Canon’s “big white” zoom lenses are among the company’s most popular offerings, but the only lens released for the RF mount so far has been the RF 70-200mm f/2.8 L IS USM. But the company reportedly has two “big whites” up its sleeve for 2021.
CanonRumors is reporting that the next two lenses in this category are due next year, with the 300mm f/2.8 IS USM reportedly among them.
At present, Canon has a solid handle on fast lenses under 200mm, with the 15-35mm f/2.8, 24-70mm f/2.8, and 70-200mm f/2.8 zoom lenses all available. However, with reports the sports-focused Canon R1 is coming next year along with 2021 being the new date for the Olympics, Canon’s telephoto options are notably lacking.
A 300mm f/2.8 makes a lot of sense, then, to come alongside the Canon R1, but CanonRumors’ sources were not sure what the second “big white” zoom lens would be. Though many would undoubtedly like to see a 400mm f/2.8 to compete with the Sony E-Mount version of that lens, even Sony was slow to release its giant zoom when compared to the launch of the E-Mount. Such a lens is not only incredibly challenging to develop, but also manufacture. The FE 400mm f/2.8 was produced in very small numbers at launch, with most having to wait the better part of a year before being able to acquire one.
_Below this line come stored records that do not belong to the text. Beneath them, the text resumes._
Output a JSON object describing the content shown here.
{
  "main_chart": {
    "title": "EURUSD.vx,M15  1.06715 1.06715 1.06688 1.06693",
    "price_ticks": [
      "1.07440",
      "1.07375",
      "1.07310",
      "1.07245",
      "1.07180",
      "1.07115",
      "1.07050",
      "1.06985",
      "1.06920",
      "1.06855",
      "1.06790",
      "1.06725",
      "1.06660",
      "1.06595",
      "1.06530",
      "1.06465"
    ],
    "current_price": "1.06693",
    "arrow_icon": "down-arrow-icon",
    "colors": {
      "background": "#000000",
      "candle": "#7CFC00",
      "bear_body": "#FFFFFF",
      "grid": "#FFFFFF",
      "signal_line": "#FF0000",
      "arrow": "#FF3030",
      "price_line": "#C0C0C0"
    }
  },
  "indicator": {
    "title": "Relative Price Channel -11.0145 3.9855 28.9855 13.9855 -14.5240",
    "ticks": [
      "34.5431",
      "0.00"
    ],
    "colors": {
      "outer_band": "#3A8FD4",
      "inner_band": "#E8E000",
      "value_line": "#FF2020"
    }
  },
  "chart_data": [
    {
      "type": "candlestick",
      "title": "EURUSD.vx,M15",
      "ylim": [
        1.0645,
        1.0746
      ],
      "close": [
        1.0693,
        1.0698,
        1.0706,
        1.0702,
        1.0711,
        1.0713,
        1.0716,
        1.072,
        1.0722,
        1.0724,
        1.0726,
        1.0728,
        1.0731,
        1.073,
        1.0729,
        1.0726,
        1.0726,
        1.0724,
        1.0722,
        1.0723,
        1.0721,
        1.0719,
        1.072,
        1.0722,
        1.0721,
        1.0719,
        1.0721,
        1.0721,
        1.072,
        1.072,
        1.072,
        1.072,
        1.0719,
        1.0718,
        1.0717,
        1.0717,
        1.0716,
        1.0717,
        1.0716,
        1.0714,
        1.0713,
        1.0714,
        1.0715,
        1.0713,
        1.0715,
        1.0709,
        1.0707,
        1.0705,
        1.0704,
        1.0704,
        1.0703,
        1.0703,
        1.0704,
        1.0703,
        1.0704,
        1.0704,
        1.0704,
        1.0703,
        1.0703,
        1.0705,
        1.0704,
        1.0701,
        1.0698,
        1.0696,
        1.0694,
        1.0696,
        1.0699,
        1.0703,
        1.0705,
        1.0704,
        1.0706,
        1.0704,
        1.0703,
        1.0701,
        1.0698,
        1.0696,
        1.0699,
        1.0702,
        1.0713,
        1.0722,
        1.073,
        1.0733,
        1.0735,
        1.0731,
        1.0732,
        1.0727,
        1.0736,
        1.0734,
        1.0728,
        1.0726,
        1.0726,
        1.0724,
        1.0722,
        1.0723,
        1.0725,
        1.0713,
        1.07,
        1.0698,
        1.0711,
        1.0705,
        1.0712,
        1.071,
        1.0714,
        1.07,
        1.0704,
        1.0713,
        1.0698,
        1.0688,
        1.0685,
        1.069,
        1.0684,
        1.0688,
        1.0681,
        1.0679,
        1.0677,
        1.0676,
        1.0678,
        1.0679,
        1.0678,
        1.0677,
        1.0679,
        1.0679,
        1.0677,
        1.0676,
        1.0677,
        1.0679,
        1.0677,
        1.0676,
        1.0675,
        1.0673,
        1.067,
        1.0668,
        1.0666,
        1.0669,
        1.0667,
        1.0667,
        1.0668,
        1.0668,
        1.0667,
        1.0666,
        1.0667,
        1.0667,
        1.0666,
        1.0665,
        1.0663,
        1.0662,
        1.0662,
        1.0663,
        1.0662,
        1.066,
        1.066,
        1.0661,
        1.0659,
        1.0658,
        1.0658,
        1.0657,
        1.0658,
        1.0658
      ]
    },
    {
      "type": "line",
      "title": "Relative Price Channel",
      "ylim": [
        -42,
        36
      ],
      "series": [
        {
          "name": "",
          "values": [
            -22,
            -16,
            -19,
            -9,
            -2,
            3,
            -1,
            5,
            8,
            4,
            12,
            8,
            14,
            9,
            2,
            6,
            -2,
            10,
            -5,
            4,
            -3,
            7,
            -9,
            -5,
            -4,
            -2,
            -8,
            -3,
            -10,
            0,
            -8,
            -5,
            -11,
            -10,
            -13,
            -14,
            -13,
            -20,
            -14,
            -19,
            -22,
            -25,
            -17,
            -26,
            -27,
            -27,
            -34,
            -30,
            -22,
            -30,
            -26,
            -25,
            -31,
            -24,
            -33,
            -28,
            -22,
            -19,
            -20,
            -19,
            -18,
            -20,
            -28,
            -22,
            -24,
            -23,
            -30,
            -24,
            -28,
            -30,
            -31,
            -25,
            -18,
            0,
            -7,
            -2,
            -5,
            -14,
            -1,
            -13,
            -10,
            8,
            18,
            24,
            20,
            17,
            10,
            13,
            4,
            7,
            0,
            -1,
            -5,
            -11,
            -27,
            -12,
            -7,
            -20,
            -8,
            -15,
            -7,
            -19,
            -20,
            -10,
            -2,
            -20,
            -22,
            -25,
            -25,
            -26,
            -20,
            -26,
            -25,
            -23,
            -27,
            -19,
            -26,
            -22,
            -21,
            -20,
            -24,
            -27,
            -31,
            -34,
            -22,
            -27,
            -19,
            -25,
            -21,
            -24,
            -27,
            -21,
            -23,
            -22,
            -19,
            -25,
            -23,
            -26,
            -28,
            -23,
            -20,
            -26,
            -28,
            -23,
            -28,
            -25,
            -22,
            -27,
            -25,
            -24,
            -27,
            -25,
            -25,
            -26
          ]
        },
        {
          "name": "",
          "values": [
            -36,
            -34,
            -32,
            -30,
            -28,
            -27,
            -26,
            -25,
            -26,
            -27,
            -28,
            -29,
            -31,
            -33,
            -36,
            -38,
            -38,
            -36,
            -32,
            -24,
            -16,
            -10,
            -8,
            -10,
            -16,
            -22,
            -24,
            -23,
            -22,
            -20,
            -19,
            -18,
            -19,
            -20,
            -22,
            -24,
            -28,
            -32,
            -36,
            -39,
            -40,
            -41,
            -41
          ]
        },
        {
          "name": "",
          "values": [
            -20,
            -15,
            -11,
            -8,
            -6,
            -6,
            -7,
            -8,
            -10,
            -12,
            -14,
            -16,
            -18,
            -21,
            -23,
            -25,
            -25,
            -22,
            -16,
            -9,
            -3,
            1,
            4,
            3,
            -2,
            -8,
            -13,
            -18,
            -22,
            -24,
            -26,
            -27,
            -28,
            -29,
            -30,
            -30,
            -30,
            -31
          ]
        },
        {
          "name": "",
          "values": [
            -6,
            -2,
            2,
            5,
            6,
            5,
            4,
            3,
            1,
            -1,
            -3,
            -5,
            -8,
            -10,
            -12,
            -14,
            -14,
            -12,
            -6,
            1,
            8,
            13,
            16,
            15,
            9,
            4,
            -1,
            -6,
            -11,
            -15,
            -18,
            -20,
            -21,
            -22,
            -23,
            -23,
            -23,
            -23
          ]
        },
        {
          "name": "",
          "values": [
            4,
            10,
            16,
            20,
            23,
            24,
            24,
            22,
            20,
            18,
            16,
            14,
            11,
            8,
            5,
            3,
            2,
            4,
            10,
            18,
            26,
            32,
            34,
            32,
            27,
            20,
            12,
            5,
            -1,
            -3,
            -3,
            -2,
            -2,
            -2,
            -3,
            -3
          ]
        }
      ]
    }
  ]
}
Given the challenges with manufacturing, it seems that instead of two high-end primes, Canon would mix the launch of the 300mm with a more easily produced yet still desirable lens.
A likely candidate would be an RF version of the popular EF 100-400mm f/4.5-5.6 lens.
Though fast primes tend to steal the show, relatively compact workhorse lenses like the 100-400mm are just as sought after by both wildlife and sports photographers. Given that a large number of summer Olympics sports take place outside, the smaller aperture of f/4.5-5.6 would not be a concern.
All of this is still speculation, however, so we’ll ask you all: what “big white” lenses would you like to see from Canon next year? Which do you think are the most plausible? Let us know in the comments.